Transformer oil is necessary for many reasons. In this article, you’ll learn four things you need to know about transformer oil, including how to monitor its health and keep your facilities running smoothly.
1- Transformer Oil vs. Synthetic Fluids
Today, the majority of transformers are still filled with mineral oil. But, other types of oil are becoming more and more popular and there are quite a few different types to choose from. Some alternative fluids have benefits such as high fire and flash points for indoor use or environmentally friendly attributes. Other fluids found in transformers might have been used in the past, but are no longer available due to health or environmental issues. No matter the type of fluid that your transformers are using, it is important to know the oil’s functions and be able to monitor the health. For more on the subject of synthetic oils, check out our recently published article here.
2 – The History & Original Purpose of Mineral Oil in Transformers
Let’s travel back in time to the mid 1880s. The earliest transformers built between 1884 and 1886 did not have oil in them. They were dry-type and very small. In 1887 Elihu Thomson patented the use of mineral oil in transformers, with the original purpose being to disperse the heat from the core of the transformer and prolong the life of the equipment. Mr. Thomson also realized that anything coming in contact with the energized pieces and parts of a transformer would also have to be an insulating material.
3 – The 4 Main Functions of Transformer Oil
Now, let’s identify four main functions of the transformer oil:
- Heat Transfer – As a transformer operates, heat is generated from the load on the transformer as well as the ambient or environmental temperature (which has a lot to do with how hot the transformer operates). The oil works to disperse this heat from the core and coils.
- Dielectric Strength – Both the paper and oil inside a transformer have dielectric strength. Combined, the paper and oil yield a 23% increase in dielectric strength. The increase in dielectric strength makes this combination popular as an insulating team.
- A Testing Medium – A representative oil sample can be pulled and sent off to a lab for testing. This is analogous to someone getting a blood test to asses their general health. The doctor pulls a vial or two of blood, sends it off to a lab, and a week or so later the results are back. Then, the results are analyzed and decisions can then be made about what needs to be done to prolong a person’s healthy life. This is the same goal that we have when testing transformers – to extend the life of the equipment!
- Protects the Solid Insulation – The transformer oil protects the solid insulation (paper). This is by far the most important function of the oil. Once the integrity of the paper is gone, you really only have two options to bring the transformer back to a good reliable piece of equipment: replace or rewind it.
4 – How to Tell if Your Oil its Doing Its Job
How can you find out if your transformer’s oil is actually doing what it is meant to do and not prematurely aging the transformer? One way is by doing annual oil testing. The types of routine and non-routine tests that are needed will depend on factors such as the importance and the criticality of the transformer.

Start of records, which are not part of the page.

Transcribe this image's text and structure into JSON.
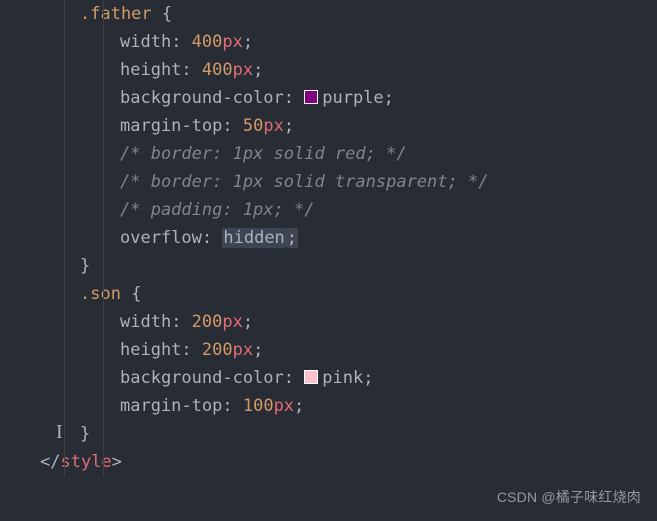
{
  "code": {
    "sel_father": ".father",
    "sel_son": ".son",
    "brace_open": " {",
    "brace_close": "}",
    "close_style_open": "</",
    "close_style_name": "style",
    "close_style_end": ">",
    "father": {
      "width_prop": "width",
      "width_num": "400",
      "width_unit": "px",
      "height_prop": "height",
      "height_num": "400",
      "height_unit": "px",
      "bg_prop": "background-color",
      "bg_val": "purple",
      "mtop_prop": "margin-top",
      "mtop_num": "50",
      "mtop_unit": "px",
      "cmt1": "/* border: 1px solid red; */",
      "cmt2": "/* border: 1px solid transparent; */",
      "cmt3": "/* padding: 1px; */",
      "overflow_prop": "overflow",
      "overflow_val": "hidden"
    },
    "son": {
      "width_prop": "width",
      "width_num": "200",
      "width_unit": "px",
      "height_prop": "height",
      "height_num": "200",
      "height_unit": "px",
      "bg_prop": "background-color",
      "bg_val": "pink",
      "mtop_prop": "margin-top",
      "mtop_num": "100",
      "mtop_unit": "px"
    },
    "colon": ": ",
    "semi": ";"
  },
  "colors": {
    "purple": "#800080",
    "pink": "#ffc0cb"
  },
  "watermark": "CSDN @橘子味红烧肉",
  "chart_data": {
    "type": "table",
    "title": "CSS rules",
    "rules": [
      {
        "selector": ".father",
        "declarations": [
          {
            "property": "width",
            "value": "400px"
          },
          {
            "property": "height",
            "value": "400px"
          },
          {
            "property": "background-color",
            "value": "purple"
          },
          {
            "property": "margin-top",
            "value": "50px"
          },
          {
            "property": "border",
            "value": "1px solid red",
            "commented": true
          },
          {
            "property": "border",
            "value": "1px solid transparent",
            "commented": true
          },
          {
            "property": "padding",
            "value": "1px",
            "commented": true
          },
          {
            "property": "overflow",
            "value": "hidden"
          }
        ]
      },
      {
        "selector": ".son",
        "declarations": [
          {
            "property": "width",
            "value": "200px"
          },
          {
            "property": "height",
            "value": "200px"
          },
          {
            "property": "background-color",
            "value": "pink"
          },
          {
            "property": "margin-top",
            "value": "100px"
          }
        ]
      }
    ]
  }
}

Pulling an oil sample is the cheapest and easiest thing to do on an energized transformer, as long as you have safe access to the valves. Pulling an oil sample from a transformer is a fairly easy process, but the samples can easily be contaminated. Here are a few of the steps that we should follow to ensure that we get a good representative sample. There are, of course, a lot more safety factors that we need to look at if the transformer is energized.
- Pull From the Front Plug – If possible, collect your sample from the front plug of the valve, not the side sample port. This helps minimize the chance of possible moisture buildup from inside the valves from getting into your sample.
- Flush – ASTM D923 Standard Practice for Sampling Electrical Insulating Liquids states that you should flush two liters of oil from the transformer before pulling your samples. Why that much? The bottom valve has a stem on it that goes back into the transformer about 10 inches. That oil is stagnant and not thermally siphoning with the rest of the oil. So, the oil in the pipe is not picking up any water, gasses, or other contaminants that you want to detect. This is very important!
- Use Proper Containers – Using just any bottle (some people have used empty water bottles, sports drink bottles, or even children’s sippy cups!) increases your risk of a contaminated sample. If you don’t have the proper containers, your lab should be able to supply them. Even with the proper containers, you must remember that they are a manmade product with possible dust, dirt, or other contaminants inside. So, it is extremely important to rinse the bottles well before sampling.
- After sampling – Do not let the samples sit around in direct sunlight, in excessive heat, or just sit around, period. Ship them off to your lab as soon as possible. Samples do have a shelf life!
The sole purpose of doing the sampling correctly is to make sure you get a good representative sample from the transformer. If you do not get that good representative sample, you are wasting your time and money, because the lab is going to give you inaccurate test results and bad recommendations. Because it is so easy to contaminate a sample, Southwest Electric recommends that any questionable or unacceptable results that are not trending be verified by resampling, especially before making any major oil maintenance decisions.
You can learn more about the oil testing and analysis process in our recently published article here.